I'm trying to send out a fairly basic Registration of Interest form. It has fields for name, contact details, etc and a submit button (created by using a normal button, changing its type to 'submit', then the filetype to pdf).
So far so good, I can send it around my area, people fill it in, press the submit button and email it back.
The problem occurs when I send it to others in the company - they can fill it in and press the submit button which attaches the filled out pdf to an email, but the 'to' field is blank - no email address. I have put "mailto:address@etc etc" in the button and it works on my computer (Acrobat Pro, Outlook) AND on my home pc (Foxit, Thunderbird). Just not the other machines, which have a mixture of Foxit, Adobe Reader and Outlook.
I can't figure out where the problem lies. If it were some kind of permission problem on their machines, surely I'd be affected as well seeing as how my pc's just as locked down as everyone else's?
Thanks in advance for any insight anyone can provide.
Thanks for your response. That does sound like an ideal solution, but unfortunately it's not something we're capable of here (sigh).
That said, after a LOT of trial and error I've managed to make some progress. We now have functioning forms that send a correct reply consistently (except in certain versions of Foxit). I'm not quite sure where the fix came from, but bottom line is they have to have a submit button (created as I mentioned before) AND they have to be distributed. If I try using just one or the other I run into problems. Foxit doesn't appear to show a submit button on a distributed-only form, and Adobe Reader seems to fail silently if the form only has a submit button and isn't distributed.
I'm satisfied with that - so long as I can write sufficiently clear documentation to avoid any dodgy forms, we're all good.
Thanks for your help, and hopefully this will be useful for any other poor souls with the same problem.

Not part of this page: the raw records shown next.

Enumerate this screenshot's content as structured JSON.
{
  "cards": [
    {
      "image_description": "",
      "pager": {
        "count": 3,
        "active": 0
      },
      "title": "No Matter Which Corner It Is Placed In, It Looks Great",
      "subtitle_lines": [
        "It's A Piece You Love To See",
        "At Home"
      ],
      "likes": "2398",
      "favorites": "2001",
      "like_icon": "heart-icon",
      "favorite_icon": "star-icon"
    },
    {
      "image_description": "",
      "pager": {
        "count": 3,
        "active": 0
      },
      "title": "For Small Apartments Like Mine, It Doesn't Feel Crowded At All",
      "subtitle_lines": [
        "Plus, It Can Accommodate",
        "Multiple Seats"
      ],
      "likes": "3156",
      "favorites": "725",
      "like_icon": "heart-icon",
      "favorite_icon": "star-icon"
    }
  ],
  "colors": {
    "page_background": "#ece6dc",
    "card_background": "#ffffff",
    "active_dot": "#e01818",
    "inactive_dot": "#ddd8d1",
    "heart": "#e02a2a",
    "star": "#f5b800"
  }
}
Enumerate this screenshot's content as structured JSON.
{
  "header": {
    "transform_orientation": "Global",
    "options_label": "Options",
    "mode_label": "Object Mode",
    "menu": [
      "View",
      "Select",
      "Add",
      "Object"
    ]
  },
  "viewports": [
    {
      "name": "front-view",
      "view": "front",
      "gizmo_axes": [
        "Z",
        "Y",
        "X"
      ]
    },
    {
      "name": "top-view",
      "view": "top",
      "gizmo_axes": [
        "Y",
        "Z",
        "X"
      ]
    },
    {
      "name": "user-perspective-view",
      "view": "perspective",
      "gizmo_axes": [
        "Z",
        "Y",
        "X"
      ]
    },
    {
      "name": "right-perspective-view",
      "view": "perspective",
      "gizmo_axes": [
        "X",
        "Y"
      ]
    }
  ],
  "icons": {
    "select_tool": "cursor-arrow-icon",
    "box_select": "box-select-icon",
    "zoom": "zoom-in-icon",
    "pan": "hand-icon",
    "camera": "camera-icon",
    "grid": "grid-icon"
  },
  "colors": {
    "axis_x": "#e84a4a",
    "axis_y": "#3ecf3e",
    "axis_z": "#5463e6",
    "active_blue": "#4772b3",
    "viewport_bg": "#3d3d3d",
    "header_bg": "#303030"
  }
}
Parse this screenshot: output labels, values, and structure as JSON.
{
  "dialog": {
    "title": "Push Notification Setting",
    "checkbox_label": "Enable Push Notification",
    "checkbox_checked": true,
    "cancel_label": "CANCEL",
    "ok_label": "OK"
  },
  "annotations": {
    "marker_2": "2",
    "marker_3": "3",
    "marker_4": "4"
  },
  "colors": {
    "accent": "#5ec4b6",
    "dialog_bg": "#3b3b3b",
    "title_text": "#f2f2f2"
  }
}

I wouldn't know, old bean - it's outsourced and we have little control over it, which is why that wasn't a feasible solution for us.